Our theme for UCHI’s 20th anniversary year is “The Future of Knowledge.” What would you say are some of the challenges facing the future of knowledge? And what do you think is most exciting or promising about the future of knowledge?

One challenge facing the future of “knowledge” is to confront the significance and scope of the term itself—our understanding of what constitutes knowledge, and what methods are the most appropriate ways of knowledge-production (the so-called objective scientific method, let’s say), are inevitably shaped by our training, our positionality as scholars and students, and the resources available to us. For instance, how might questions in the history of science and environment shift if we centered the insights of Critical Indigenous Studies? I would be interested in thinking through such shifts in our own scholarly practices—to think of knowledges, rather than knowledge as a universal idea. This challenge is, perhaps paradoxically, one of the most exciting things about the topic: as an early modernist, it has been eye-opening to see how the import—and universality—of the term “Scientific Revolution” has been challenged and complicated by scholars working on women’s knowledge practices, Islamic science in the pre-modern period, etc. We thus already have models to rethink the meaning of what constitutes varied bodies of knowledge—by delving into the long, and global histories, of these questions, we can make the future of knowledge(s) as capacious as they have been in the past.
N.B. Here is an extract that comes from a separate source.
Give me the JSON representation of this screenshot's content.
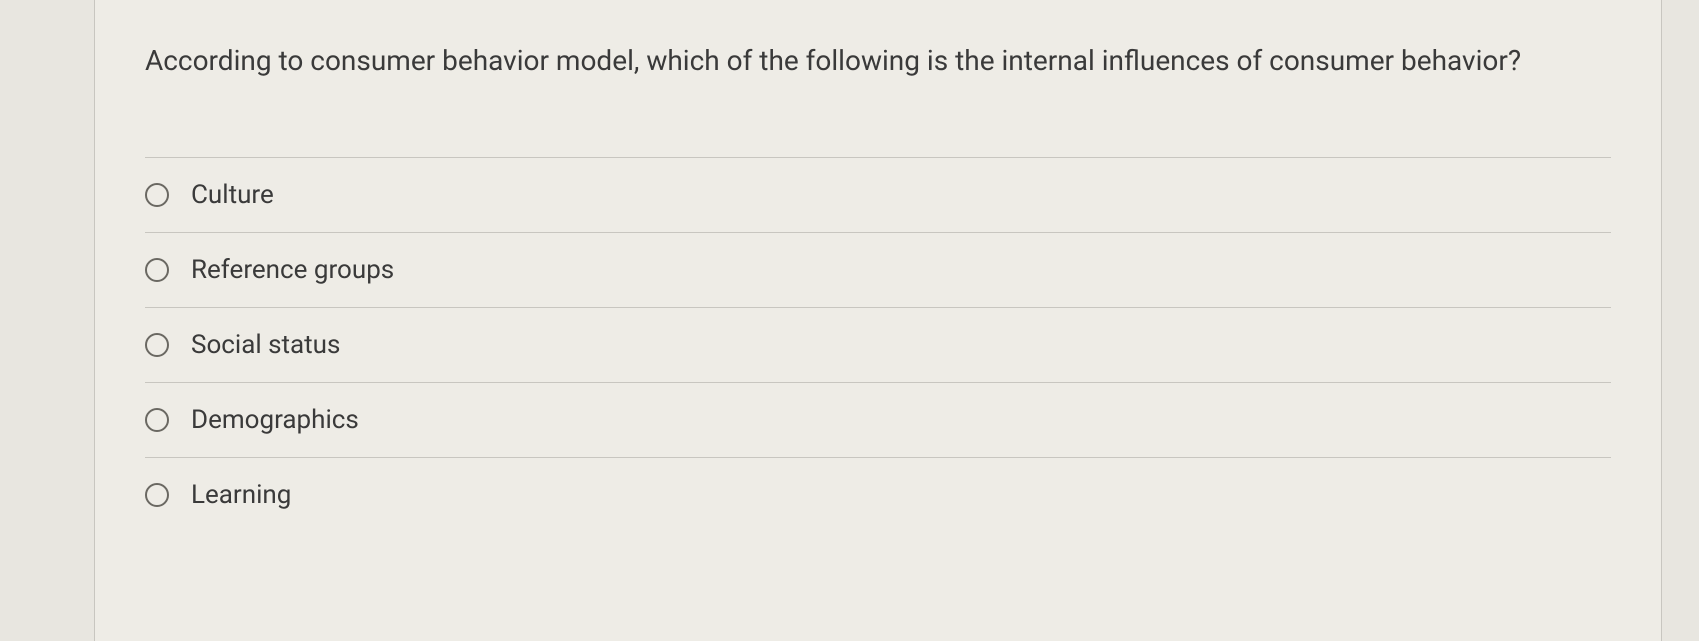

The Political Theory Workshop Presents Natasha Behl

THE POLITICAL THEORY WORKSHOP PRESENTS

India’s Farmers’ Protest: An Inclusive Vision of Indian Democracy
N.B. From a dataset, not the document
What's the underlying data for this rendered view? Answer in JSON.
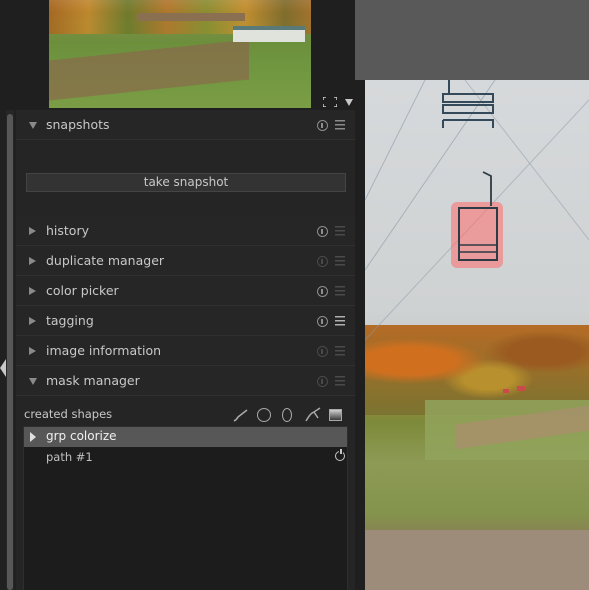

Natasha Behl, Arizona State University
with commentary by San Lee, Political Science, UConn
March 21, 2022 from 12:15–1:30pm, Oak 408 and Zoom

India, the world’s largest democracy, has been experiencing a democratic decline. Since coming to power in 2014 and winning reelection in 2019, Prime Minister Narendra Modi and the Bharatiya Janata Party have become increasingly illiberal and authoritarian. The rule of law has deteriorated, rights and liberties have been curtailed, and scholars and the media have been silenced. If electoral constraint, constitutional design, judicial independence, and a free press haven’t slowed India’s march toward illiberalism, what can? In November 2020, India’s farmers began a highly organized protest against the government. How has this protest protected Indian democracy from further degradation? Has it radically altered India’s political future? The farmers’ protest provides an alternative vision of democracy, one rooted in radical egalitarianism. Protesting farmers have actualized the spirit of dissent enshrined in the Indian constitution by holding the current government accountable to it.

Natasha Behl is associate professor in the School of Social and Behavioral Sciences at Arizona State University (ASU). Her book, Gendered Citizenship: Understanding Gendered Violence in Democratic India, was published with Oxford University Press and received the American Political Science Association’s 2021 Lee Ann Fujii Award for Innovation in the Interpretive Study of Political Violence. Her research has been published in the American Political Science Review, PS: Political Science and Politics, Feminist Formations, and Politics, Groups, and Identities. At ASU, she was awarded the Outstanding Teaching Award, the Outstanding Faculty Mentor Award, ASU’s Excellence in Diversity, Equity, and Inclusion Award and Social Impact Award. She has written for The Washington Post and Economic & Political Weekly and given a TEDx Talk

With generous support from the UConn Humanities Institute, Africana Studies, Anthropology, El Instituto, OVPR, Philosophy, POLS, and Sociology.

Questions? Email jane.gordon@uconn.edu